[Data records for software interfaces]
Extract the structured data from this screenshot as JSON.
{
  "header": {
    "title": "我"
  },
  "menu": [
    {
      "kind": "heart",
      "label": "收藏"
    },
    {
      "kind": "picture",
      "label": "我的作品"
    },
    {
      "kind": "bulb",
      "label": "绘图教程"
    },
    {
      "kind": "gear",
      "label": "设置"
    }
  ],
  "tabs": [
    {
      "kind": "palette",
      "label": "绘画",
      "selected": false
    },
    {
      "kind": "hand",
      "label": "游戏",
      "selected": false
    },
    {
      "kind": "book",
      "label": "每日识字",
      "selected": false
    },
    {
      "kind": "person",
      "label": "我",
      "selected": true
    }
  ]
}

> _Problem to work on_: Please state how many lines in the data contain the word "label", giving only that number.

> _Solution_: 8